Freedom Hosting was known for allowing child pornography websites to be hosted on its servers, but also for hosting legal services such as TorMail, which admittedly can be used for criminal purposes.
The newly revealed details about the seizure have shown that a few weeks before Freedom Hosting was taken down, the FBI accessed a TorMail server and made a copy of it.
This is what ultimately allowed them to discover the real-world identity of the main operator of an online counterfeit card webshop shut down last week. The man, one Sean Roberts from Florida, used a TorMail account (firstname.lastname@example.org) as a backup account for processing orders.
"Between July 22, 2013 and August 2, 2013, in connection with an unrelated criminal investigation, the FBI obtained a copy of a computer server located in France via a Mutual Legal Assistance Treaty request to France, which contained data and information from the Tormail email server, including the content of Tormail e-mail accounts," explained US Postal Inspector Eric Malecki in the complaint.
"On or about September 24, 2013, law enforcement obtained a search warrant to search the contents of the Platplus Tormail Account, which resided on the seized Tormail server."
What this means is that these arrests are likely just the beginning, as it can be reasonably expected the FBI will be circling back to the cloned server any time they encounter a TorMail account while investigating a crime.
"The tactic suggests the FBI is adapting to the age of big-data with an NSA-style collect-everything approach, gathering information into a virtual lock box, and leaving it there until it can obtain specific authority to tap it later," noted Wired's Kevin Poulsen, adding that there's no reason to suspect that the FBI searched the server for evidence before obtaining a warrant.
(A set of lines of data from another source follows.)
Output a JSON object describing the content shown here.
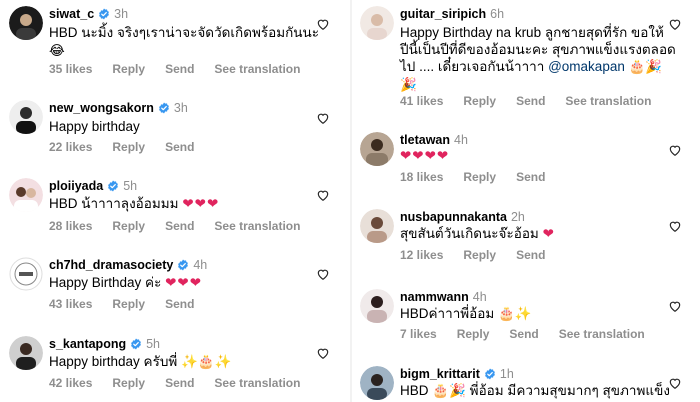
{
  "left": [
    {
      "username": "siwat_c",
      "verified": true,
      "time": "3h",
      "text": "HBD นะมิ้ง จริงๆเราน่าจะจัดวัดเกิดพร้อมกันนะ",
      "text2": "😂",
      "likes": "35 likes",
      "reply": "Reply",
      "send": "Send",
      "translate": "See translation"
    },
    {
      "username": "new_wongsakorn",
      "verified": true,
      "time": "3h",
      "text": "Happy birthday",
      "likes": "22 likes",
      "reply": "Reply",
      "send": "Send"
    },
    {
      "username": "ploiiyada",
      "verified": true,
      "time": "5h",
      "text": "HBD น้าาาาลุงอ้อมมม",
      "hearts": "❤❤❤",
      "likes": "28 likes",
      "reply": "Reply",
      "send": "Send",
      "translate": "See translation"
    },
    {
      "username": "ch7hd_dramasociety",
      "verified": true,
      "time": "4h",
      "text": "Happy Birthday ค่ะ",
      "hearts": "❤❤❤",
      "likes": "43 likes",
      "reply": "Reply",
      "send": "Send"
    },
    {
      "username": "s_kantapong",
      "verified": true,
      "time": "5h",
      "text": "Happy birthday ครับพี่",
      "emojis": "✨🎂✨",
      "likes": "42 likes",
      "reply": "Reply",
      "send": "Send",
      "translate": "See translation"
    }
  ],
  "right": [
    {
      "username": "guitar_siripich",
      "verified": false,
      "time": "6h",
      "line1": "Happy Birthday na krub ลูกชายสุดที่รัก ขอให้",
      "line2": "ปีนี้เป็นปีที่ดีของอ้อมนะคะ สุขภาพแข็งแรงตลอด",
      "line3a": "ไป .... เดี๋ยวเจอกันน้าาาา",
      "mention": "@omakapan",
      "line3b": "🎂🎉",
      "line4": "🎉",
      "likes": "41 likes",
      "reply": "Reply",
      "send": "Send",
      "translate": "See translation"
    },
    {
      "username": "tletawan",
      "verified": false,
      "time": "4h",
      "hearts": "❤❤❤❤",
      "likes": "18 likes",
      "reply": "Reply",
      "send": "Send"
    },
    {
      "username": "nusbapunnakanta",
      "verified": false,
      "time": "2h",
      "text": "สุขสันต์วันเกิดนะจ๊ะอ้อม",
      "hearts": "❤",
      "likes": "12 likes",
      "reply": "Reply",
      "send": "Send"
    },
    {
      "username": "nammwann",
      "verified": false,
      "time": "4h",
      "text": "HBDค่าาาพี่อ้อม",
      "emojis": "🎂✨",
      "likes": "7 likes",
      "reply": "Reply",
      "send": "Send",
      "translate": "See translation"
    },
    {
      "username": "bigm_krittarit",
      "verified": true,
      "time": "1h",
      "text": "HBD",
      "emojis": "🎂🎉",
      "text2": "พี่อ้อม มีความสุขมากๆ สุขภาพแข็ง"
    }
  ],
  "colors": {
    "verified": "#3897f0",
    "heart": "#e0245e",
    "muted": "#8e8e8e",
    "mention": "#00376b"
  },
  "icons": {
    "like": "heart-outline-icon",
    "verified": "verified-badge-icon"
  }
}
"But now that it has a copy of TorMailís servers, the bureau can execute endless search warrants on a mail service that once boasted of being immune to spying," he concluded.